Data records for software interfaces
[Start of Attachment]

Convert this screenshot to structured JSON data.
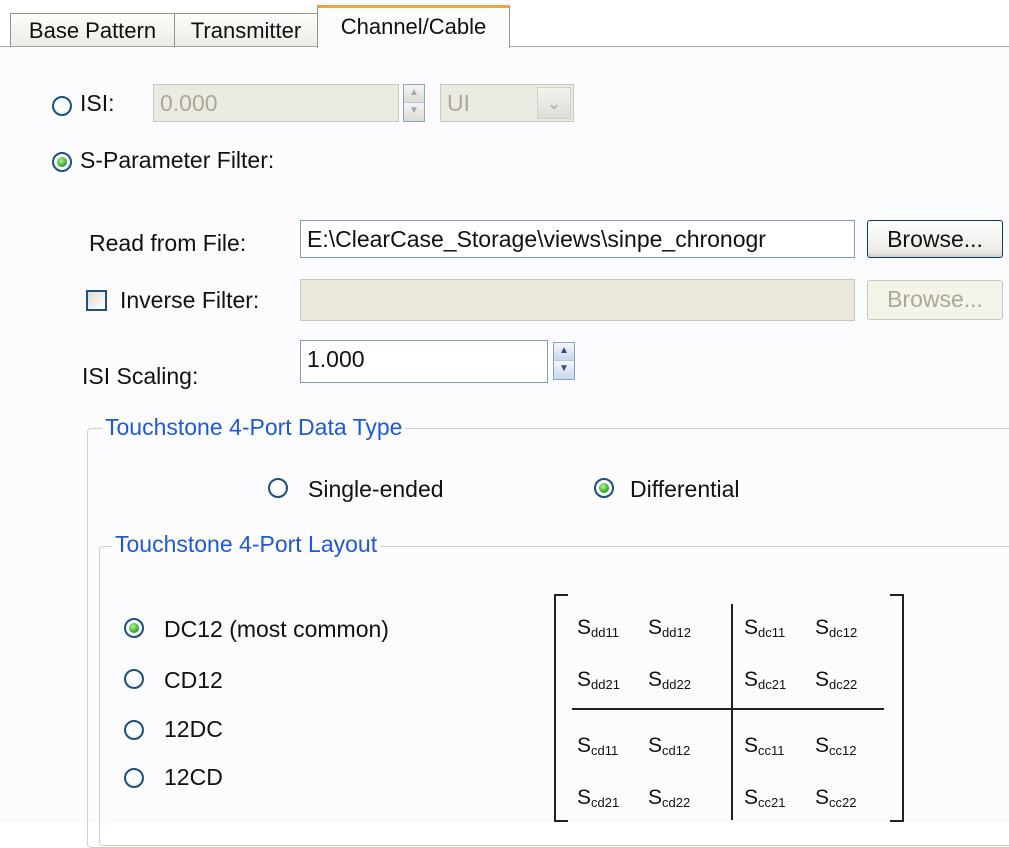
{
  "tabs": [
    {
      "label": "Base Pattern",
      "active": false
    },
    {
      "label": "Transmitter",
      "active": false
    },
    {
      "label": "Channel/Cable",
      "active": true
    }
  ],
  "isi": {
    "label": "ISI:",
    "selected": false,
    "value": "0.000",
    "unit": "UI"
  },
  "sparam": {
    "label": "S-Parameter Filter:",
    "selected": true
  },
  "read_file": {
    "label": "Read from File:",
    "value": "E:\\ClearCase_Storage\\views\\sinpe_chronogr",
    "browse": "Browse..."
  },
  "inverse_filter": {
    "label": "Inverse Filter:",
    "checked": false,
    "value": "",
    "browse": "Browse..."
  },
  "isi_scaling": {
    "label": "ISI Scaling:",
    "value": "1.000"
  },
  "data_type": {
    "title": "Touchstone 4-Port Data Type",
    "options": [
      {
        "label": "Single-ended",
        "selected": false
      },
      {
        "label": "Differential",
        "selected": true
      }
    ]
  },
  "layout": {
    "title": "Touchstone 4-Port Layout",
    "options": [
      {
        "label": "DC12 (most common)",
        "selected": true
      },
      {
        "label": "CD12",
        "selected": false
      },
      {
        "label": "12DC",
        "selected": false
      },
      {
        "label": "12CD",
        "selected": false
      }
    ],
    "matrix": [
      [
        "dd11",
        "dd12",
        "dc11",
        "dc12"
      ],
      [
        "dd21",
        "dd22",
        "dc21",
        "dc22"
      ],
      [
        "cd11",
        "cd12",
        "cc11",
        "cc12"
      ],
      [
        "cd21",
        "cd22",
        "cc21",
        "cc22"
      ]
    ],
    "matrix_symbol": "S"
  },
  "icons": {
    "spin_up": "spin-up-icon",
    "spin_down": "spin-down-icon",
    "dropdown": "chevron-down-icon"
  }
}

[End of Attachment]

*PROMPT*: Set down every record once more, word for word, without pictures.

*RESULT FOR THIS EXERCISE*:
Convert this screenshot to structured JSON data.
{
  "tabs": [
    {
      "label": "Base Pattern",
      "active": false
    },
    {
      "label": "Transmitter",
      "active": false
    },
    {
      "label": "Channel/Cable",
      "active": true
    }
  ],
  "isi": {
    "label": "ISI:",
    "selected": false,
    "value": "0.000",
    "unit": "UI"
  },
  "sparam": {
    "label": "S-Parameter Filter:",
    "selected": true
  },
  "read_file": {
    "label": "Read from File:",
    "value": "E:\\ClearCase_Storage\\views\\sinpe_chronogr",
    "browse": "Browse..."
  },
  "inverse_filter": {
    "label": "Inverse Filter:",
    "checked": false,
    "value": "",
    "browse": "Browse..."
  },
  "isi_scaling": {
    "label": "ISI Scaling:",
    "value": "1.000"
  },
  "data_type": {
    "title": "Touchstone 4-Port Data Type",
    "options": [
      {
        "label": "Single-ended",
        "selected": false
      },
      {
        "label": "Differential",
        "selected": true
      }
    ]
  },
  "layout": {
    "title": "Touchstone 4-Port Layout",
    "options": [
      {
        "label": "DC12 (most common)",
        "selected": true
      },
      {
        "label": "CD12",
        "selected": false
      },
      {
        "label": "12DC",
        "selected": false
      },
      {
        "label": "12CD",
        "selected": false
      }
    ],
    "matrix": [
      [
        "dd11",
        "dd12",
        "dc11",
        "dc12"
      ],
      [
        "dd21",
        "dd22",
        "dc21",
        "dc22"
      ],
      [
        "cd11",
        "cd12",
        "cc11",
        "cc12"
      ],
      [
        "cd21",
        "cd22",
        "cc21",
        "cc22"
      ]
    ],
    "matrix_symbol": "S"
  },
  "icons": {
    "spin_up": "spin-up-icon",
    "spin_down": "spin-down-icon",
    "dropdown": "chevron-down-icon"
  }
}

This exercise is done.